WHAT THE EXERCISE ASKS. In the copy, include no pictures. Reproduce the rest of the entries exactly.

Start of TASK DATA

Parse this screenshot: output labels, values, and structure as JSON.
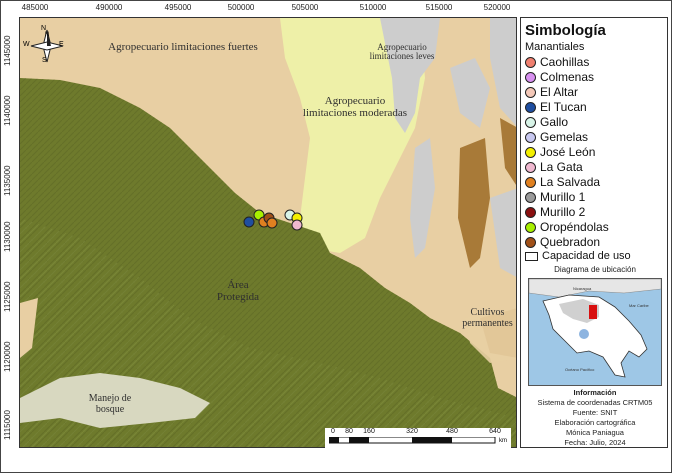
{
  "map": {
    "x_ticks": [
      "485000",
      "490000",
      "495000",
      "500000",
      "505000",
      "510000",
      "515000",
      "520000"
    ],
    "y_ticks": [
      "1145000",
      "1140000",
      "1135000",
      "1130000",
      "1125000",
      "1120000",
      "1115000"
    ],
    "zones": {
      "agro_fuertes": "Agropecuario limitaciones fuertes",
      "agro_leves": "Agropecuario limitaciones leves",
      "agro_moderadas": "Agropecuario limitaciones moderadas",
      "area_protegida": "Área Protegida",
      "cultivos": "Cultivos permanentes",
      "manejo": "Manejo de bosque"
    },
    "colors": {
      "protegida": "#6e7a2c",
      "fuertes": "#e8cfa3",
      "moderadas": "#eef0a8",
      "leves": "#cdcdcd",
      "cultivos": "#a87a38",
      "manejo": "#d8d8c0",
      "water": "#c8d6a0"
    },
    "north": {
      "n": "N",
      "s": "S",
      "e": "E",
      "w": "W"
    }
  },
  "legend": {
    "title": "Simbología",
    "subtitle": "Manantiales",
    "items": [
      {
        "label": "Caohillas",
        "color": "#f08070"
      },
      {
        "label": "Colmenas",
        "color": "#d890f0"
      },
      {
        "label": "El Altar",
        "color": "#f4c8b8"
      },
      {
        "label": "El Tucan",
        "color": "#1f4ea0"
      },
      {
        "label": "Gallo",
        "color": "#d8f4e8"
      },
      {
        "label": "Gemelas",
        "color": "#c8c8f0"
      },
      {
        "label": "José León",
        "color": "#f4f000"
      },
      {
        "label": "La Gata",
        "color": "#f0b8d0"
      },
      {
        "label": "La Salvada",
        "color": "#e08020"
      },
      {
        "label": "Murillo 1",
        "color": "#9a9a9a"
      },
      {
        "label": "Murillo 2",
        "color": "#8a1010"
      },
      {
        "label": "Oropéndolas",
        "color": "#a8f000"
      },
      {
        "label": "Quebradon",
        "color": "#a05018"
      }
    ],
    "capacity_label": "Capacidad de uso"
  },
  "inset": {
    "title": "Diagrama de ubicación",
    "labels": {
      "nicaragua": "Nicaragua",
      "caribe": "Mar Caribe",
      "pacifico": "Océano Pacífico"
    }
  },
  "info": {
    "heading": "Información",
    "lines": [
      "Sistema de coordenadas CRTM05",
      "Fuente: SNIT",
      "Elaboración cartográfica",
      "Mónica Paniagua",
      "Fecha: Julio, 2024"
    ]
  },
  "scalebar": {
    "labels": [
      "0",
      "80",
      "160",
      "320",
      "480",
      "640"
    ],
    "unit": "km"
  }
}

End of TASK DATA

ANSWER BELOW.
Parse this screenshot: output labels, values, and structure as JSON.
{
  "map": {
    "x_ticks": [
      "485000",
      "490000",
      "495000",
      "500000",
      "505000",
      "510000",
      "515000",
      "520000"
    ],
    "y_ticks": [
      "1145000",
      "1140000",
      "1135000",
      "1130000",
      "1125000",
      "1120000",
      "1115000"
    ],
    "zones": {
      "agro_fuertes": "Agropecuario limitaciones fuertes",
      "agro_leves": "Agropecuario limitaciones leves",
      "agro_moderadas": "Agropecuario limitaciones moderadas",
      "area_protegida": "Área Protegida",
      "cultivos": "Cultivos permanentes",
      "manejo": "Manejo de bosque"
    },
    "colors": {
      "protegida": "#6e7a2c",
      "fuertes": "#e8cfa3",
      "moderadas": "#eef0a8",
      "leves": "#cdcdcd",
      "cultivos": "#a87a38",
      "manejo": "#d8d8c0",
      "water": "#c8d6a0"
    },
    "north": {
      "n": "N",
      "s": "S",
      "e": "E",
      "w": "W"
    }
  },
  "legend": {
    "title": "Simbología",
    "subtitle": "Manantiales",
    "items": [
      {
        "label": "Caohillas",
        "color": "#f08070"
      },
      {
        "label": "Colmenas",
        "color": "#d890f0"
      },
      {
        "label": "El Altar",
        "color": "#f4c8b8"
      },
      {
        "label": "El Tucan",
        "color": "#1f4ea0"
      },
      {
        "label": "Gallo",
        "color": "#d8f4e8"
      },
      {
        "label": "Gemelas",
        "color": "#c8c8f0"
      },
      {
        "label": "José León",
        "color": "#f4f000"
      },
      {
        "label": "La Gata",
        "color": "#f0b8d0"
      },
      {
        "label": "La Salvada",
        "color": "#e08020"
      },
      {
        "label": "Murillo 1",
        "color": "#9a9a9a"
      },
      {
        "label": "Murillo 2",
        "color": "#8a1010"
      },
      {
        "label": "Oropéndolas",
        "color": "#a8f000"
      },
      {
        "label": "Quebradon",
        "color": "#a05018"
      }
    ],
    "capacity_label": "Capacidad de uso"
  },
  "inset": {
    "title": "Diagrama de ubicación",
    "labels": {
      "nicaragua": "Nicaragua",
      "caribe": "Mar Caribe",
      "pacifico": "Océano Pacífico"
    }
  },
  "info": {
    "heading": "Información",
    "lines": [
      "Sistema de coordenadas CRTM05",
      "Fuente: SNIT",
      "Elaboración cartográfica",
      "Mónica Paniagua",
      "Fecha: Julio, 2024"
    ]
  },
  "scalebar": {
    "labels": [
      "0",
      "80",
      "160",
      "320",
      "480",
      "640"
    ],
    "unit": "km"
  }
}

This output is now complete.